* **WORK REQUIRED**
Set down the data that follows, exactly and completely.

* **Data about app and page elements**
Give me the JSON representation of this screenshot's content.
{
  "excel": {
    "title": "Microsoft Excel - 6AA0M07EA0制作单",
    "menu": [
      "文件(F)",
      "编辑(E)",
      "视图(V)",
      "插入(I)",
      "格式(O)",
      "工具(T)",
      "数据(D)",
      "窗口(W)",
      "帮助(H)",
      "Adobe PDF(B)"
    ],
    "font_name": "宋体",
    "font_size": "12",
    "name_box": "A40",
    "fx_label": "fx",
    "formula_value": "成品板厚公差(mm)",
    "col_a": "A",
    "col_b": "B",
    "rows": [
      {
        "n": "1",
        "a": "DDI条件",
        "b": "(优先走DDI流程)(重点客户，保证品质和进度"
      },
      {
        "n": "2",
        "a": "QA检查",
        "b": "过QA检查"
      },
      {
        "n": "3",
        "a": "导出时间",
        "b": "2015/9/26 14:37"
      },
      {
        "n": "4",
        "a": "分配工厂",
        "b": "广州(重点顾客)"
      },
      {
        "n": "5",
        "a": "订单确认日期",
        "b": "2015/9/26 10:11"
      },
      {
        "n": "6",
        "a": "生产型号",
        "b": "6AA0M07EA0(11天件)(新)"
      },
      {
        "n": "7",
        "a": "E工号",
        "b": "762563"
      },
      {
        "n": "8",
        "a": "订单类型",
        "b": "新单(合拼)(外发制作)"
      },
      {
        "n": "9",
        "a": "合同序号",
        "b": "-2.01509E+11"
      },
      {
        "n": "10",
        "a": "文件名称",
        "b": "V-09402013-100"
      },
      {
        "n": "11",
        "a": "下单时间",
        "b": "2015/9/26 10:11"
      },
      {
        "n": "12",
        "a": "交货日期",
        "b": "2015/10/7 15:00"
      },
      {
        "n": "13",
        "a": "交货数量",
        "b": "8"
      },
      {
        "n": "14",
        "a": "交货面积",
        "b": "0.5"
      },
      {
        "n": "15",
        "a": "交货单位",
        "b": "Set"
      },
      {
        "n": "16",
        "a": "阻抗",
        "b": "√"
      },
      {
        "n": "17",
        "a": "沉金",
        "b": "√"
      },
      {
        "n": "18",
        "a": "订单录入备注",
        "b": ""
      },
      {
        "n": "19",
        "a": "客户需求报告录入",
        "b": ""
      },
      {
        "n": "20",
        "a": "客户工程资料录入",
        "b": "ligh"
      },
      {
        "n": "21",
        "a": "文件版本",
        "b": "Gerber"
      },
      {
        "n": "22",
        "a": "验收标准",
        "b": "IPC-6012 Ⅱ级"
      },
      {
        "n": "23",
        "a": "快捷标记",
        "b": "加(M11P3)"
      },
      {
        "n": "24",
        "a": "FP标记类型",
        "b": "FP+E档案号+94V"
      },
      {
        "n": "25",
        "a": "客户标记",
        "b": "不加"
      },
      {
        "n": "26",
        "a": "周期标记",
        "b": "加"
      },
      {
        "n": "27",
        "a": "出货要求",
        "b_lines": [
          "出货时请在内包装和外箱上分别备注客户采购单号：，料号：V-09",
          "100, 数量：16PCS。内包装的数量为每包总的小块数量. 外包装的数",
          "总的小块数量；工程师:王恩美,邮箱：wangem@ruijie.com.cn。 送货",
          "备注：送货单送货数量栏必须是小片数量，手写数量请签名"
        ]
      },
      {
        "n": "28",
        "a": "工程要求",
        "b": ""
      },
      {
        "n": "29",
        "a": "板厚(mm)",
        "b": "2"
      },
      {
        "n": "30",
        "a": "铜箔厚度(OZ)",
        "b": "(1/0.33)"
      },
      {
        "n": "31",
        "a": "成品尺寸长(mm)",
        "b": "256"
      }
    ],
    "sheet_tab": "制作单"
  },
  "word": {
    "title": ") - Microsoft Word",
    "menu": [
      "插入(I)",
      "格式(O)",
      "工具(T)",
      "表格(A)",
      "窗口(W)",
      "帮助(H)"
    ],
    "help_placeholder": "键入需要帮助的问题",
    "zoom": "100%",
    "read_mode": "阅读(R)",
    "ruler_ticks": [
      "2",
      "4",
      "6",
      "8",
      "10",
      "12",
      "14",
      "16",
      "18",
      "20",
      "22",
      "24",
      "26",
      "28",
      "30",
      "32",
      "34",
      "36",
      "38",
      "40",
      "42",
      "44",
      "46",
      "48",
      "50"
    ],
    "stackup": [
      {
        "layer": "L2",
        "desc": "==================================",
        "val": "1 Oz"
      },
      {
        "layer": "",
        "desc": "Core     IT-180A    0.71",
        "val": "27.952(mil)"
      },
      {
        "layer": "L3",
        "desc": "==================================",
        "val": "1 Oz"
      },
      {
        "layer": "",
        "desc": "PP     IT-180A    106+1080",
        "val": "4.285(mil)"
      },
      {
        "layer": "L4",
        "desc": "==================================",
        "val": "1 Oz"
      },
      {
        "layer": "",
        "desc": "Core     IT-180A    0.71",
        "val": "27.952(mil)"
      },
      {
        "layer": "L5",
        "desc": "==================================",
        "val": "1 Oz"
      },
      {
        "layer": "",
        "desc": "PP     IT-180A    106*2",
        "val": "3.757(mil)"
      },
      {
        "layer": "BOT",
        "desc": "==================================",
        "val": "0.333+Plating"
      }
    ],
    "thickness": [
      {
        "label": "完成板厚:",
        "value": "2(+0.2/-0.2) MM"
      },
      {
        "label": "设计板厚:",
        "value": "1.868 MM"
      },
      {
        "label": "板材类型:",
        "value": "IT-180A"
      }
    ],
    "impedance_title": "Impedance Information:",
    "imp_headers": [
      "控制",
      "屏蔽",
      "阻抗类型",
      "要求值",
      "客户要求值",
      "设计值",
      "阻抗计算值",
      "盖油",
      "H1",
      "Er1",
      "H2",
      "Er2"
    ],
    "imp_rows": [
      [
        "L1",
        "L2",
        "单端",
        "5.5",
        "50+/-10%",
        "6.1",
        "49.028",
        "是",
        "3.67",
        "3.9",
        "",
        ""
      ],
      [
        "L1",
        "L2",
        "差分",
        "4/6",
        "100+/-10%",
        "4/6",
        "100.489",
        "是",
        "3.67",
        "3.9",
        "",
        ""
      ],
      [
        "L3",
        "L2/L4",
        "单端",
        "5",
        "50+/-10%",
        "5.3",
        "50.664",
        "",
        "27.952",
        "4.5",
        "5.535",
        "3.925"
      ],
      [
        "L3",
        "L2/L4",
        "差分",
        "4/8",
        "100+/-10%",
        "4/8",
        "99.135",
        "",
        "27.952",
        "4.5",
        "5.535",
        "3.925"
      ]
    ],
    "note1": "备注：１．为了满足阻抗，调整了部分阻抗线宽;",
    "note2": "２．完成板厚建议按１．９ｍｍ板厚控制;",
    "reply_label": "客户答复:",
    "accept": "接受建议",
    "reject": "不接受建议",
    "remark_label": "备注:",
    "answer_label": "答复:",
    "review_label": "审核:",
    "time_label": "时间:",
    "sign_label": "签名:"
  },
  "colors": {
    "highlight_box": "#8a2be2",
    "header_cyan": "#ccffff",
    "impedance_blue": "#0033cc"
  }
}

* **RESPONSE BELOW**
Give me the JSON representation of this screenshot's content.
{
  "excel": {
    "title": "Microsoft Excel - 6AA0M07EA0制作单",
    "menu": [
      "文件(F)",
      "编辑(E)",
      "视图(V)",
      "插入(I)",
      "格式(O)",
      "工具(T)",
      "数据(D)",
      "窗口(W)",
      "帮助(H)",
      "Adobe PDF(B)"
    ],
    "font_name": "宋体",
    "font_size": "12",
    "name_box": "A40",
    "fx_label": "fx",
    "formula_value": "成品板厚公差(mm)",
    "col_a": "A",
    "col_b": "B",
    "rows": [
      {
        "n": "1",
        "a": "DDI条件",
        "b": "(优先走DDI流程)(重点客户，保证品质和进度"
      },
      {
        "n": "2",
        "a": "QA检查",
        "b": "过QA检查"
      },
      {
        "n": "3",
        "a": "导出时间",
        "b": "2015/9/26 14:37"
      },
      {
        "n": "4",
        "a": "分配工厂",
        "b": "广州(重点顾客)"
      },
      {
        "n": "5",
        "a": "订单确认日期",
        "b": "2015/9/26 10:11"
      },
      {
        "n": "6",
        "a": "生产型号",
        "b": "6AA0M07EA0(11天件)(新)"
      },
      {
        "n": "7",
        "a": "E工号",
        "b": "762563"
      },
      {
        "n": "8",
        "a": "订单类型",
        "b": "新单(合拼)(外发制作)"
      },
      {
        "n": "9",
        "a": "合同序号",
        "b": "-2.01509E+11"
      },
      {
        "n": "10",
        "a": "文件名称",
        "b": "V-09402013-100"
      },
      {
        "n": "11",
        "a": "下单时间",
        "b": "2015/9/26 10:11"
      },
      {
        "n": "12",
        "a": "交货日期",
        "b": "2015/10/7 15:00"
      },
      {
        "n": "13",
        "a": "交货数量",
        "b": "8"
      },
      {
        "n": "14",
        "a": "交货面积",
        "b": "0.5"
      },
      {
        "n": "15",
        "a": "交货单位",
        "b": "Set"
      },
      {
        "n": "16",
        "a": "阻抗",
        "b": "√"
      },
      {
        "n": "17",
        "a": "沉金",
        "b": "√"
      },
      {
        "n": "18",
        "a": "订单录入备注",
        "b": ""
      },
      {
        "n": "19",
        "a": "客户需求报告录入",
        "b": ""
      },
      {
        "n": "20",
        "a": "客户工程资料录入",
        "b": "ligh"
      },
      {
        "n": "21",
        "a": "文件版本",
        "b": "Gerber"
      },
      {
        "n": "22",
        "a": "验收标准",
        "b": "IPC-6012 Ⅱ级"
      },
      {
        "n": "23",
        "a": "快捷标记",
        "b": "加(M11P3)"
      },
      {
        "n": "24",
        "a": "FP标记类型",
        "b": "FP+E档案号+94V"
      },
      {
        "n": "25",
        "a": "客户标记",
        "b": "不加"
      },
      {
        "n": "26",
        "a": "周期标记",
        "b": "加"
      },
      {
        "n": "27",
        "a": "出货要求",
        "b_lines": [
          "出货时请在内包装和外箱上分别备注客户采购单号：，料号：V-09",
          "100, 数量：16PCS。内包装的数量为每包总的小块数量. 外包装的数",
          "总的小块数量；工程师:王恩美,邮箱：wangem@ruijie.com.cn。 送货",
          "备注：送货单送货数量栏必须是小片数量，手写数量请签名"
        ]
      },
      {
        "n": "28",
        "a": "工程要求",
        "b": ""
      },
      {
        "n": "29",
        "a": "板厚(mm)",
        "b": "2"
      },
      {
        "n": "30",
        "a": "铜箔厚度(OZ)",
        "b": "(1/0.33)"
      },
      {
        "n": "31",
        "a": "成品尺寸长(mm)",
        "b": "256"
      }
    ],
    "sheet_tab": "制作单"
  },
  "word": {
    "title": ") - Microsoft Word",
    "menu": [
      "插入(I)",
      "格式(O)",
      "工具(T)",
      "表格(A)",
      "窗口(W)",
      "帮助(H)"
    ],
    "help_placeholder": "键入需要帮助的问题",
    "zoom": "100%",
    "read_mode": "阅读(R)",
    "ruler_ticks": [
      "2",
      "4",
      "6",
      "8",
      "10",
      "12",
      "14",
      "16",
      "18",
      "20",
      "22",
      "24",
      "26",
      "28",
      "30",
      "32",
      "34",
      "36",
      "38",
      "40",
      "42",
      "44",
      "46",
      "48",
      "50"
    ],
    "stackup": [
      {
        "layer": "L2",
        "desc": "==================================",
        "val": "1 Oz"
      },
      {
        "layer": "",
        "desc": "Core     IT-180A    0.71",
        "val": "27.952(mil)"
      },
      {
        "layer": "L3",
        "desc": "==================================",
        "val": "1 Oz"
      },
      {
        "layer": "",
        "desc": "PP     IT-180A    106+1080",
        "val": "4.285(mil)"
      },
      {
        "layer": "L4",
        "desc": "==================================",
        "val": "1 Oz"
      },
      {
        "layer": "",
        "desc": "Core     IT-180A    0.71",
        "val": "27.952(mil)"
      },
      {
        "layer": "L5",
        "desc": "==================================",
        "val": "1 Oz"
      },
      {
        "layer": "",
        "desc": "PP     IT-180A    106*2",
        "val": "3.757(mil)"
      },
      {
        "layer": "BOT",
        "desc": "==================================",
        "val": "0.333+Plating"
      }
    ],
    "thickness": [
      {
        "label": "完成板厚:",
        "value": "2(+0.2/-0.2) MM"
      },
      {
        "label": "设计板厚:",
        "value": "1.868 MM"
      },
      {
        "label": "板材类型:",
        "value": "IT-180A"
      }
    ],
    "impedance_title": "Impedance Information:",
    "imp_headers": [
      "控制",
      "屏蔽",
      "阻抗类型",
      "要求值",
      "客户要求值",
      "设计值",
      "阻抗计算值",
      "盖油",
      "H1",
      "Er1",
      "H2",
      "Er2"
    ],
    "imp_rows": [
      [
        "L1",
        "L2",
        "单端",
        "5.5",
        "50+/-10%",
        "6.1",
        "49.028",
        "是",
        "3.67",
        "3.9",
        "",
        ""
      ],
      [
        "L1",
        "L2",
        "差分",
        "4/6",
        "100+/-10%",
        "4/6",
        "100.489",
        "是",
        "3.67",
        "3.9",
        "",
        ""
      ],
      [
        "L3",
        "L2/L4",
        "单端",
        "5",
        "50+/-10%",
        "5.3",
        "50.664",
        "",
        "27.952",
        "4.5",
        "5.535",
        "3.925"
      ],
      [
        "L3",
        "L2/L4",
        "差分",
        "4/8",
        "100+/-10%",
        "4/8",
        "99.135",
        "",
        "27.952",
        "4.5",
        "5.535",
        "3.925"
      ]
    ],
    "note1": "备注：１．为了满足阻抗，调整了部分阻抗线宽;",
    "note2": "２．完成板厚建议按１．９ｍｍ板厚控制;",
    "reply_label": "客户答复:",
    "accept": "接受建议",
    "reject": "不接受建议",
    "remark_label": "备注:",
    "answer_label": "答复:",
    "review_label": "审核:",
    "time_label": "时间:",
    "sign_label": "签名:"
  },
  "colors": {
    "highlight_box": "#8a2be2",
    "header_cyan": "#ccffff",
    "impedance_blue": "#0033cc"
  }
}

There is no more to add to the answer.